library(microbenchmark) library(data.table) #make this example reproducible set.seed(1) #create data frame with 10,000 rows and 100 columns d_frame <- data.frame(team=rep(c('A', 'B'), each=5000), points=c(rnorm(10000, mean=20, sd=3))) #create data.table from data.frame d_table <- setDT(d_frame) #calculate mean of points grouped by team in data.frame and data.table results <- microbenchmark( mean_d_frame = aggregate(d_frame$points, list(d_frame$team), FUN=mean), mean_d_table = d_table[ ,list(mean=mean(points)), by=team], times = 10) #view results results Unit: milliseconds expr min lq mean median uq max neval cld mean_d_frame 2.9045 3.0077 3.11683 3.1074 3.1654 3.4824 10 b mean_d_table 1.0539 1.1140 1.52002 1.2075 1.2786 3.6084 10 a
From the results we can see that data.table is about three times faster than data.frame.
For larger datasets, this difference will be even greater.
Difference #3: Fewer Printed Lines with data.table
When printing a data.frame to a console, R will attempt to display every single row from the data.frame.

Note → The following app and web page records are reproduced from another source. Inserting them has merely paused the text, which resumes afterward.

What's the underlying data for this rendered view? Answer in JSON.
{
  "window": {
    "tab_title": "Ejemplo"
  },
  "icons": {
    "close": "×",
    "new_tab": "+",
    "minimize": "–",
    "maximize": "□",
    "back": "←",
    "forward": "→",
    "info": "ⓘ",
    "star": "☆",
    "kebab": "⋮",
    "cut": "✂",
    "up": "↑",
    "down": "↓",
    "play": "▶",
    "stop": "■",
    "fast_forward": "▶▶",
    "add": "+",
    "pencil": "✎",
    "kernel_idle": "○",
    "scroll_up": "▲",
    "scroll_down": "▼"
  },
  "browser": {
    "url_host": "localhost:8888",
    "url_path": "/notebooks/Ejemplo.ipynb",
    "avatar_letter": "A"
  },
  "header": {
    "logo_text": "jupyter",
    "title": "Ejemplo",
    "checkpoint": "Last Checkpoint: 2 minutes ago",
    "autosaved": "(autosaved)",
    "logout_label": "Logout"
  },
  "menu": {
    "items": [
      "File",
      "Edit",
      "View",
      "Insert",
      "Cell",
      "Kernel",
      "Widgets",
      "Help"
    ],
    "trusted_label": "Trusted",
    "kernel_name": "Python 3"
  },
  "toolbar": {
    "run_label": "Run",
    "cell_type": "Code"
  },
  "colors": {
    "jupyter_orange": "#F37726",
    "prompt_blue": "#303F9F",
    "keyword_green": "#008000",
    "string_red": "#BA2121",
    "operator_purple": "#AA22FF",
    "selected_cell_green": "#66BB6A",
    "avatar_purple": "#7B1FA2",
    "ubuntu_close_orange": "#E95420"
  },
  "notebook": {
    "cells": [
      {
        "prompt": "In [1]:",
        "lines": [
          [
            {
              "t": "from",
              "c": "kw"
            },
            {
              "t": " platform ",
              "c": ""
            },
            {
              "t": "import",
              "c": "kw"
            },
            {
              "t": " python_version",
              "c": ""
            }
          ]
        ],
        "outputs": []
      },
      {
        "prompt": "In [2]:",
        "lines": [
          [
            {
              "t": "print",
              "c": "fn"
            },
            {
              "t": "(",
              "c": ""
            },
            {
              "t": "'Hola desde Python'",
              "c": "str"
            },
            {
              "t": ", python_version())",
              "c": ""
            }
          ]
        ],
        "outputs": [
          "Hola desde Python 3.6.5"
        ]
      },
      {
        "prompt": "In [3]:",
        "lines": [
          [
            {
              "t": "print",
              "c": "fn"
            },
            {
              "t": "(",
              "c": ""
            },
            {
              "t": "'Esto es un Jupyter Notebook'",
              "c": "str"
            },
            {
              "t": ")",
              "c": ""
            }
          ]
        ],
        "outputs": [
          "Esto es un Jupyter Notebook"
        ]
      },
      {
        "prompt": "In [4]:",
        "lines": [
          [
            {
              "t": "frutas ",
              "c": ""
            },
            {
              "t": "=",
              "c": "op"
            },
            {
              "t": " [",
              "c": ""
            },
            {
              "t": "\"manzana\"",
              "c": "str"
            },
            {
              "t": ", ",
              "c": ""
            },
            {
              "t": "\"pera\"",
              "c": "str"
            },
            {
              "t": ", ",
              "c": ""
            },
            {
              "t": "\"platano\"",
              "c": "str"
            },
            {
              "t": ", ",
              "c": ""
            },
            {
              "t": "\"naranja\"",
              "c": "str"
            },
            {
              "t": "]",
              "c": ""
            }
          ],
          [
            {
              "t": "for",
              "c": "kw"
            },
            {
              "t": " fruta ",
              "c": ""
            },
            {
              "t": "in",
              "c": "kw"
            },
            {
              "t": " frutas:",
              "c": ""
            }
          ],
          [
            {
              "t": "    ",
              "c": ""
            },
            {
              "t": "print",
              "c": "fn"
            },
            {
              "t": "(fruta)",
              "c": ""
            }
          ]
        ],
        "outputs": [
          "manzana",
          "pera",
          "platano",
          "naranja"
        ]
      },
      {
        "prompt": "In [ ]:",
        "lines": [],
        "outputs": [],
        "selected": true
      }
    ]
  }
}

However, a data.table will only display the first 100 rows, which can prevent your session from freezing or crashing if you’re working with a massive dataset.
For example, in the following code we create both a data frame and a data.table with 200 rows.
When printing the data.frame, R will attempt to print every single row while printing the data.table will only show the first five rows and last five rows:
library(data.table) #make this example reproducible set.seed(1) #create data frame d_frame <- data.frame(x=rnorm(200), y=rnorm(200), z=rnorm(200)) #view data frame d_frame x y z 1 -0.055303118 1.54858564 -2.065337e-02 2 0.354143920 0.36706204 -3.743962e-01 3 -0.999823809 -1.57842544 4.392027e-01 4 2.586214840 0.17383147 -2.081125e+00 5 -1.917692199 -2.11487401 4.073522e-01 6 0.039614766 2.21644236 1.869164e+00 7 -1.942259548 0.81566443 4.740712e-01 8 -0.424913746 1.01081030 4.996065e-01 9 -1.753210825 -0.98893038 -6.290307e-01 10 0.232382655 -1.25229873 -1.324883e+00 11 0.027278832 0.44209325 -3.221920e-01 ... #create data table d_table <- setDT(d_frame) #view data table d_table x y z 1: -0.05530312 1.54858564 -0.02065337 2: 0.35414392 0.36706204 -0.37439617 3: -0.99982381 -1.57842544 0.43920275 4: 2.58621484 0.17383147 -2.08112491 5: -1.91769220 -2.11487401 0.40735218 --- 196: -0.06196178 1.08164065 0.58609090 197: 0.34160667 -0.01886703 1.61296255 198: -0.38361957 -0.03890329 0.71377217 199: -0.80719743 -0.89674205 -0.49615702 200: -0.26502679 -0.15887435 -1.73781026
This is a benefit that data.table offers compared to data.frame, especially when working with massive datasets that you don’t want to accidently print to the console.
The following tutorials explain how to perform other common tasks in R: